**** Recorded information

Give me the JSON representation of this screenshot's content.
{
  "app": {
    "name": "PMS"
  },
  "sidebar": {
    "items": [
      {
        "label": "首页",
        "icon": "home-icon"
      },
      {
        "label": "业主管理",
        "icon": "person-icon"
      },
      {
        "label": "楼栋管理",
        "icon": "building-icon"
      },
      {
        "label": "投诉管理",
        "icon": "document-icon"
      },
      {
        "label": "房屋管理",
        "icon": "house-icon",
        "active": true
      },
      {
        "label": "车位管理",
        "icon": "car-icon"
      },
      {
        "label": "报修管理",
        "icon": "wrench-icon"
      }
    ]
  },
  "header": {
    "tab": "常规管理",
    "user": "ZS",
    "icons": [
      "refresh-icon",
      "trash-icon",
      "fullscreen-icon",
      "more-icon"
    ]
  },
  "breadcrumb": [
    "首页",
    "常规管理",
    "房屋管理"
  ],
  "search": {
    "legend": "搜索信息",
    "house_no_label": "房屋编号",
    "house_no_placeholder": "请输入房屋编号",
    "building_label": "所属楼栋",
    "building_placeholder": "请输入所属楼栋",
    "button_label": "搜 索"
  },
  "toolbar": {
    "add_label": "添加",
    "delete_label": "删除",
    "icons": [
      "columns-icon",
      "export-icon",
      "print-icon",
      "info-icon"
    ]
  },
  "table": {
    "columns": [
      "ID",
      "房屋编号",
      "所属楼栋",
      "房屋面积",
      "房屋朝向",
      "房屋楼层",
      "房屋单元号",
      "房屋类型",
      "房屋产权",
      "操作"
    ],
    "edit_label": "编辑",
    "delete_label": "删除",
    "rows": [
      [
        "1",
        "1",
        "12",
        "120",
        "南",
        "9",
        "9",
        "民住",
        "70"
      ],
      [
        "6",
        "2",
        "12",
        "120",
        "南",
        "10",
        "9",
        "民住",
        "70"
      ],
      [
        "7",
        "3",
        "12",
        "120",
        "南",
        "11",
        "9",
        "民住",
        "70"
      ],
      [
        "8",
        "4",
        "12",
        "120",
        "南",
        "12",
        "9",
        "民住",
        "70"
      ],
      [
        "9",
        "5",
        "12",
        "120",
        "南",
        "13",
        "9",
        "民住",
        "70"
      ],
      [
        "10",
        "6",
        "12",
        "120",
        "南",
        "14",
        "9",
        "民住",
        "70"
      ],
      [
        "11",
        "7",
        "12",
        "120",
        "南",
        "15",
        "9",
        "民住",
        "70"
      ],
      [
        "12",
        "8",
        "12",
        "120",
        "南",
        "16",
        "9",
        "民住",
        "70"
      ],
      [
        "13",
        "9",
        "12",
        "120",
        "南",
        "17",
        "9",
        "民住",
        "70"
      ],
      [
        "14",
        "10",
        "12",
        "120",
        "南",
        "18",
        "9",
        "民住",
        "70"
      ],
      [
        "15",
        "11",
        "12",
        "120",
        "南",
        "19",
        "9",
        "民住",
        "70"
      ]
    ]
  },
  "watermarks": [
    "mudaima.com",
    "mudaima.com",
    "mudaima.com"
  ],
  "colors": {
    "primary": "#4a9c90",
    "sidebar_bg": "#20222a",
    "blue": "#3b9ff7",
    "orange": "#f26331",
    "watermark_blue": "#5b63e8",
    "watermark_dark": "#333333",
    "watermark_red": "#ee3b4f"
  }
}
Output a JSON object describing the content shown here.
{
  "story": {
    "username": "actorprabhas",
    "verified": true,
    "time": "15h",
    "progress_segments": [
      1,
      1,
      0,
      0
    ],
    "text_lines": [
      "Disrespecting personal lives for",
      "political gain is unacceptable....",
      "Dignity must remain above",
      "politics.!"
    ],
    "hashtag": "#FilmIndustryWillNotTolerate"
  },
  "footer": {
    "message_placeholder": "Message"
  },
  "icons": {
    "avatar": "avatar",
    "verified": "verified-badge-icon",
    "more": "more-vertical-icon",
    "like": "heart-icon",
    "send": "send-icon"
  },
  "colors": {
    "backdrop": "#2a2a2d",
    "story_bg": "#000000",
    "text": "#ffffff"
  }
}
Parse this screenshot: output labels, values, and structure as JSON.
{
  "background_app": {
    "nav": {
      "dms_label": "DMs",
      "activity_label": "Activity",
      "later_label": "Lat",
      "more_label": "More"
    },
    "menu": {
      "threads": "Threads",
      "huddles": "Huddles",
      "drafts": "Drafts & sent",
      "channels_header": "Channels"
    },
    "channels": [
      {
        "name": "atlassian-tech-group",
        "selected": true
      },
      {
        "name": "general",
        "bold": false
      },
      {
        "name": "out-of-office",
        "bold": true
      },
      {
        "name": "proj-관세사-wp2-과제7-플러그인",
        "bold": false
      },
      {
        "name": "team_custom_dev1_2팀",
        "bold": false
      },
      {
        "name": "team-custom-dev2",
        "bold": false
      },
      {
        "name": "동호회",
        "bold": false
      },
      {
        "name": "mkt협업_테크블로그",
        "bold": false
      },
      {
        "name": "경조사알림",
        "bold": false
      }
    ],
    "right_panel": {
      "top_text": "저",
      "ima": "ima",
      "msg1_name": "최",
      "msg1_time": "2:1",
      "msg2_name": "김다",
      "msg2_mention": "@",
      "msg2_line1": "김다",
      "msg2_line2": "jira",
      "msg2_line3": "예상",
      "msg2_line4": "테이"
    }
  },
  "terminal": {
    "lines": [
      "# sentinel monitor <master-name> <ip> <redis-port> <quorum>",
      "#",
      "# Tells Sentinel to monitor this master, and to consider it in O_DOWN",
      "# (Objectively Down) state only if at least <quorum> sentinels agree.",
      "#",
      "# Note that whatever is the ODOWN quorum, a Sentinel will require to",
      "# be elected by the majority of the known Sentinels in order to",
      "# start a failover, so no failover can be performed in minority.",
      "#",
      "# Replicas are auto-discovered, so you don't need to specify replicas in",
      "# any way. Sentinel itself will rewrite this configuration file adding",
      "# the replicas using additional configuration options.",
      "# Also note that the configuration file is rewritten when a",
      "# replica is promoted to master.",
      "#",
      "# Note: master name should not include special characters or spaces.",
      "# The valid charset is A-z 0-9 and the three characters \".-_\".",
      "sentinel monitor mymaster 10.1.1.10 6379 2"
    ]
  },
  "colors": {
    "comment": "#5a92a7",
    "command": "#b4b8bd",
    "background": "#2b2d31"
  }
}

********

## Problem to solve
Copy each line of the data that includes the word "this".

## Result of the task
Give me the JSON representation of this screenshot's content.
Parse this screenshot: output labels, values, and structure as JSON.
      "# Tells Sentinel to monitor this master, and to consider it in O_DOWN",
      "# any way. Sentinel itself will rewrite this configuration file adding",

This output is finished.